Mexican Scientists Successfully Develop Chikungunya VaccineBy Antonio Gozain | Tue, 09/28/2021 - 14:45
IPN scientists, in collaboration with the universities of Oxford and Texas, successfully concluded the first human trials of a vaccine to prevent Chikungunya virus infection (CHIKV), transmitted by Aedes mosquitoes.
The vaccine is based on the adenovirus ChAdOx1, which has been used by Oxford and AstraZeneca as a vaccine platform for COVID-19, explained in a press release Arturo Reyes-Sandoval, Director General of IPN. He added that the ChAdOx1 Chik injection was given to 24 healthy volunteers between the ages of 18 and 51, a common range used in phase 1 clinical trials in which a vaccine is administered to people for the first time.
The results indicated that 100 percent of the volunteers who received the vaccine showed seroconversion, or the presence of antibodies against CHIKV regardless of the dose used, which allowed researchers to foresee that even very low doses would allow high levels of protection against CHIKV.
Since its emergence in Tanzania in 1952, and subsequent reemergence in a series of outbreaks in Kenya, the Indian Ocean (2004–2006) and the Americas (2013–2017), CHIKV has become a major international health concern, with both acute and long-term impacts on public health. CHIKV has been identified in over 100 countries across Africa, Asia, Europe and the Americas.

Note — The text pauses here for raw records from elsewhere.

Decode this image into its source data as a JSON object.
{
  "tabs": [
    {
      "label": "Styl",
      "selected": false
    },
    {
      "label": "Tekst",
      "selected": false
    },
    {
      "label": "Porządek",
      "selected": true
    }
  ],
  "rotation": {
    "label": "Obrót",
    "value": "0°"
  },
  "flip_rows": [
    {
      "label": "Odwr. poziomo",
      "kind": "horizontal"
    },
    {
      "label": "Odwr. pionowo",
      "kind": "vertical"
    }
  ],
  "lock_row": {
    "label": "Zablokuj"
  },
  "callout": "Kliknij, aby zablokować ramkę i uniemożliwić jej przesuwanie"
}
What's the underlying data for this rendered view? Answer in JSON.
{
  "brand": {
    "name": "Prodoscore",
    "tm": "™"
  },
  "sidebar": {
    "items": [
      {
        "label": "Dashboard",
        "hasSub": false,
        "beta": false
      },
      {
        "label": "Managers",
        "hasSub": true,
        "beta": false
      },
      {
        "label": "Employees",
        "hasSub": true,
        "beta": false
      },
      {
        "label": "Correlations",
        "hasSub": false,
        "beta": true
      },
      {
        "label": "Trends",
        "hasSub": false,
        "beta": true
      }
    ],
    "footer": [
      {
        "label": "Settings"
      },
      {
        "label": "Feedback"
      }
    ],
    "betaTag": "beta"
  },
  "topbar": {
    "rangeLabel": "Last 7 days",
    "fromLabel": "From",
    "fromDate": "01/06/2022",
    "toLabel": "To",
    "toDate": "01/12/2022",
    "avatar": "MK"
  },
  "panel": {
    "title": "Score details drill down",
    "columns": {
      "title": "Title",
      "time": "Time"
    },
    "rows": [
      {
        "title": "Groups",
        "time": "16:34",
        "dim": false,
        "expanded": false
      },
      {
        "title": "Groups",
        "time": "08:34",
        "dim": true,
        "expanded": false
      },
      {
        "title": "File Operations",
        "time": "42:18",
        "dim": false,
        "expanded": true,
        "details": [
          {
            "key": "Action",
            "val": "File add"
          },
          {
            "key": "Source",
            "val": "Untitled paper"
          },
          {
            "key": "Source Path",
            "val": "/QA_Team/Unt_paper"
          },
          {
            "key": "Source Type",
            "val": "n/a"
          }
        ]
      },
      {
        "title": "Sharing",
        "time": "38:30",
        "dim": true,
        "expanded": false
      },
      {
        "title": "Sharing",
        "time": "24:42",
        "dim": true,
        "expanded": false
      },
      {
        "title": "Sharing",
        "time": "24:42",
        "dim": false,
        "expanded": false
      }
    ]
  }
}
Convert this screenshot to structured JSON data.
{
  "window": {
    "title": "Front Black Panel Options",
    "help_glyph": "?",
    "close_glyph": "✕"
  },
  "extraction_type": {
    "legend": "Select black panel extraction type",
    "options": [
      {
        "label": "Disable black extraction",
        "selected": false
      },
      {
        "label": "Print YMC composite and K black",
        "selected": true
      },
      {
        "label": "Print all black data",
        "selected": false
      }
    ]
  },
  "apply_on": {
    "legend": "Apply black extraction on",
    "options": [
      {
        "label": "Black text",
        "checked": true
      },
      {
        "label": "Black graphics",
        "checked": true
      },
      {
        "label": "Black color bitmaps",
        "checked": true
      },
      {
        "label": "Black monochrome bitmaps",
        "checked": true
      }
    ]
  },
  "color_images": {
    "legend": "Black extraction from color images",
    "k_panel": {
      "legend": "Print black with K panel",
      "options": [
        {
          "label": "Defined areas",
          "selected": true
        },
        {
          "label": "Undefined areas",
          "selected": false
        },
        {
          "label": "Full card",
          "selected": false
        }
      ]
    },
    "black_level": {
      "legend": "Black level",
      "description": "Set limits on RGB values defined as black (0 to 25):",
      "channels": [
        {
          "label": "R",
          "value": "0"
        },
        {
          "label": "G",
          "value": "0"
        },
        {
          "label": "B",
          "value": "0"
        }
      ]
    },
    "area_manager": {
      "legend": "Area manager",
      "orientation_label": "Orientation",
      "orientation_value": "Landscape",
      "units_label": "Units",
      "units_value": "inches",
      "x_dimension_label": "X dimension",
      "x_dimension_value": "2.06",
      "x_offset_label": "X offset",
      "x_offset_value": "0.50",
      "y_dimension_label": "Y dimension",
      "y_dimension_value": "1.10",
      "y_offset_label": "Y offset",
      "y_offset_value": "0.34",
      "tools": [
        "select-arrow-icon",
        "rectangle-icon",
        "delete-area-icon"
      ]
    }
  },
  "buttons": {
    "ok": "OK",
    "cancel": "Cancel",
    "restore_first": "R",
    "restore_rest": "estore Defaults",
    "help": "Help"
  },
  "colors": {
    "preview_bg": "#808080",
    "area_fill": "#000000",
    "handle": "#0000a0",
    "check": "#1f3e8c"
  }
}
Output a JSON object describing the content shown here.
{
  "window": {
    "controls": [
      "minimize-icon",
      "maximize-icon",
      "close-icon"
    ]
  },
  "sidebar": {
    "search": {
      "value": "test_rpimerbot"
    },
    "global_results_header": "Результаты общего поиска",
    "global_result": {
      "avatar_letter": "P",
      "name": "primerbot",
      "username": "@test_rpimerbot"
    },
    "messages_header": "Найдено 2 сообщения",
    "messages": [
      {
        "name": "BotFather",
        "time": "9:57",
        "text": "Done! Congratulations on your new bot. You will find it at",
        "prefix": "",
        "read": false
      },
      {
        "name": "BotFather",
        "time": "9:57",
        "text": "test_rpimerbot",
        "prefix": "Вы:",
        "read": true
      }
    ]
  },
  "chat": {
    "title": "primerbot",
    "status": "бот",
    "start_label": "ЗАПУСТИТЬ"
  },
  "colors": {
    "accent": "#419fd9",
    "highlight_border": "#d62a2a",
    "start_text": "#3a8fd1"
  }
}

With no vaccine for prevention nor medicine for treatment, “most people infected with CHIKV will develop symptoms,” according to CDC. The most common symptoms are fever and joint pain, besides headache, muscle pains and joint swelling. While most patients usually feel better within a week, newborns and older adults are at risk for more severe disease.
The scientists also measured the ability of the serum to neutralize CHIKV in vaccinated people through tests that quantify the serum's ability to prevent the virus from penetrating its target cell. The results indicated that even the lowest doses of the vaccine administered once induced high levels of neutralization of CHIKV in 100 percent of the volunteers from day 14 after vaccination and remained high during the six months that the clinical trial lasted.
Reyes-Sandoval has worked on chimpanzee adenovirus vaccines, such as ChAdOx for years. “My goal has been to work on diseases that are present in Mexico, Latin America, Brazil, because of my background, because they are not being explored, and because I thought I could make a difference in those diseases,” said to The Telegraph Reyes-Sandoval.
IPN scientists have funding from the federal government to start the laboratory and continue with further trials in Mexico, said Reyes-Sandoval, whose work could impact in millions of people in developing countries.